===== RECORDS FOR PROCESSING

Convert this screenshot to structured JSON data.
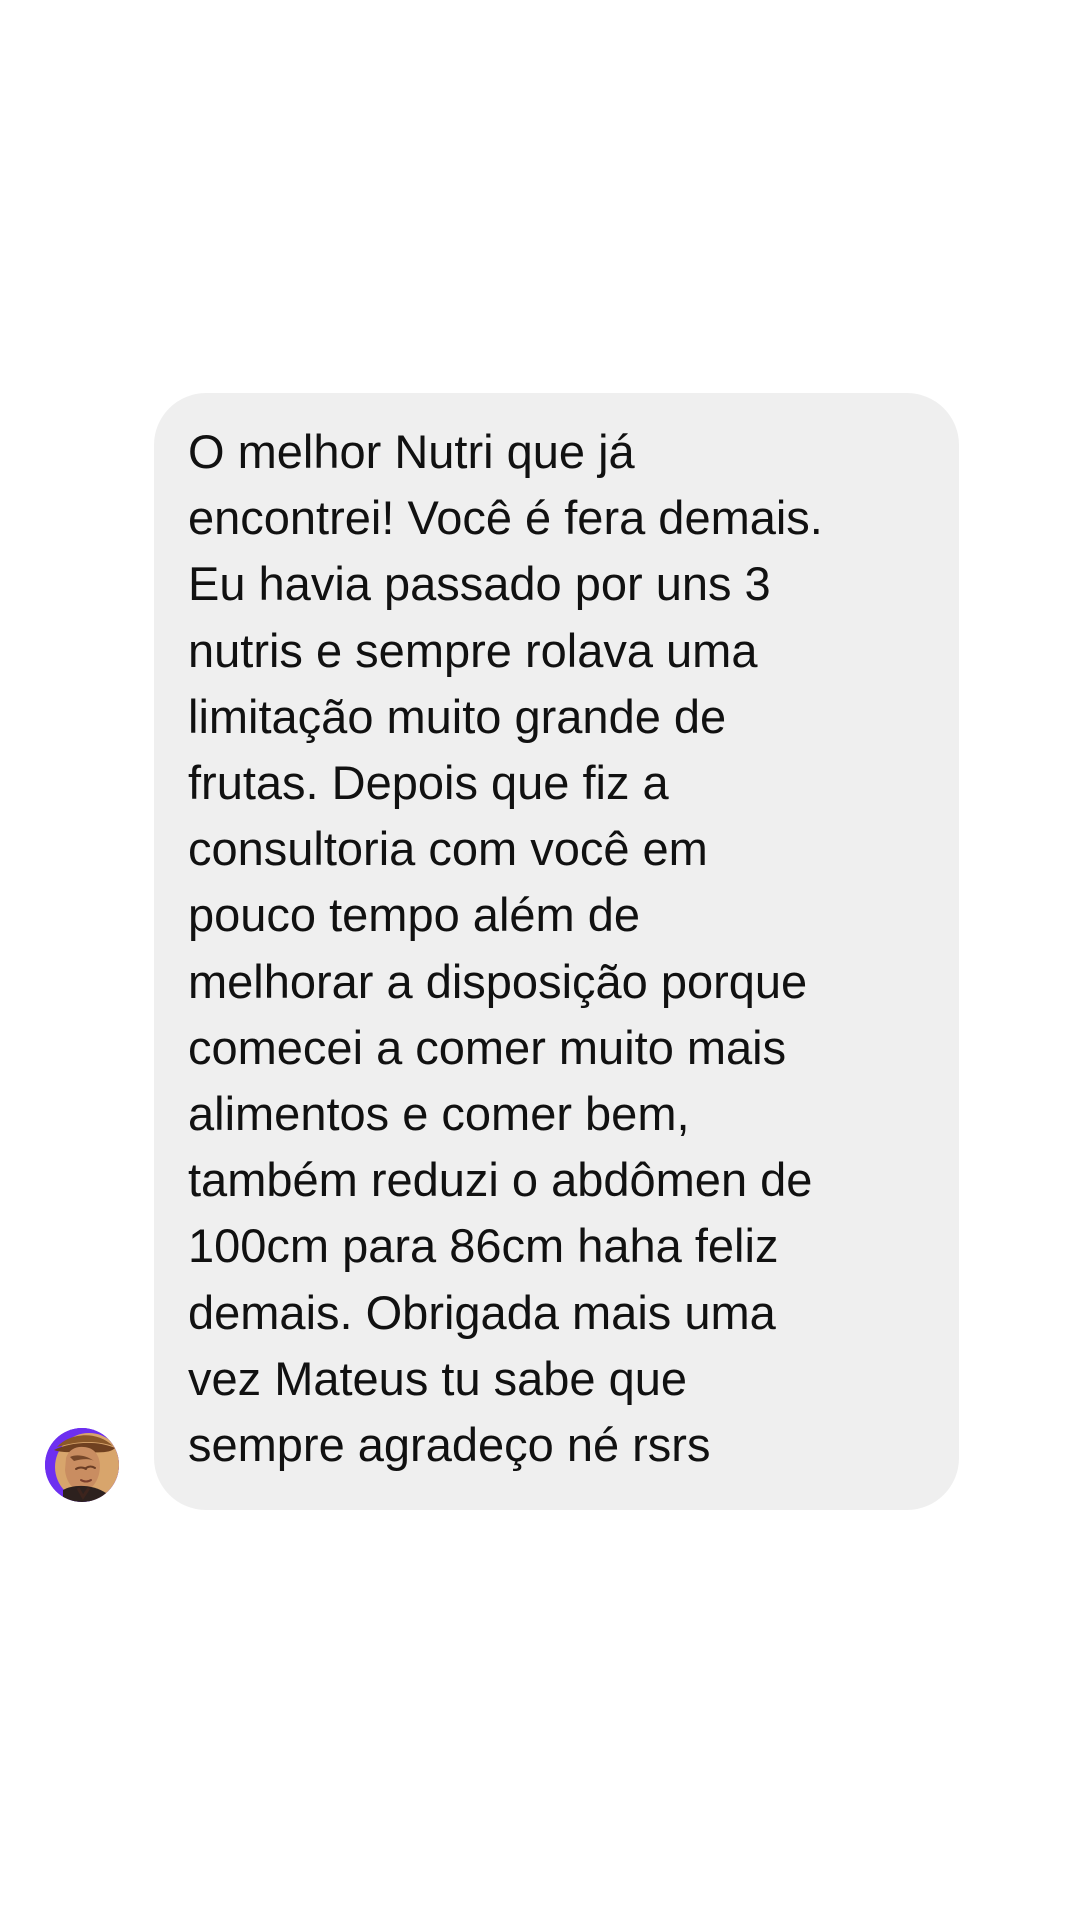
{
  "conversation": {
    "message": {
      "text": "O melhor Nutri que já\nencontrei! Você é fera demais.\nEu havia passado por uns 3\nnutris e sempre rolava uma\nlimitação muito grande de\nfrutas. Depois que fiz a\nconsultoria com você em\npouco tempo além de\nmelhorar a disposição porque\ncomecei a comer muito mais\nalimentos e comer bem,\ntambém reduzi o abdômen de\n100cm para 86cm haha feliz\ndemais. Obrigada mais uma\nvez Mateus tu sabe que\nsempre agradeço né rsrs",
      "bubble_color": "#efefef",
      "text_color": "#111111"
    },
    "sender": {
      "avatar_icon": "profile-photo-avatar",
      "avatar_accent_color": "#6d2ff0"
    }
  }
}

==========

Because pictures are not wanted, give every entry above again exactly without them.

Convert this screenshot to structured JSON data.
{
  "conversation": {
    "message": {
      "text": "O melhor Nutri que já\nencontrei! Você é fera demais.\nEu havia passado por uns 3\nnutris e sempre rolava uma\nlimitação muito grande de\nfrutas. Depois que fiz a\nconsultoria com você em\npouco tempo além de\nmelhorar a disposição porque\ncomecei a comer muito mais\nalimentos e comer bem,\ntambém reduzi o abdômen de\n100cm para 86cm haha feliz\ndemais. Obrigada mais uma\nvez Mateus tu sabe que\nsempre agradeço né rsrs",
      "bubble_color": "#efefef",
      "text_color": "#111111"
    },
    "sender": {
      "avatar_icon": "profile-photo-avatar",
      "avatar_accent_color": "#6d2ff0"
    }
  }
}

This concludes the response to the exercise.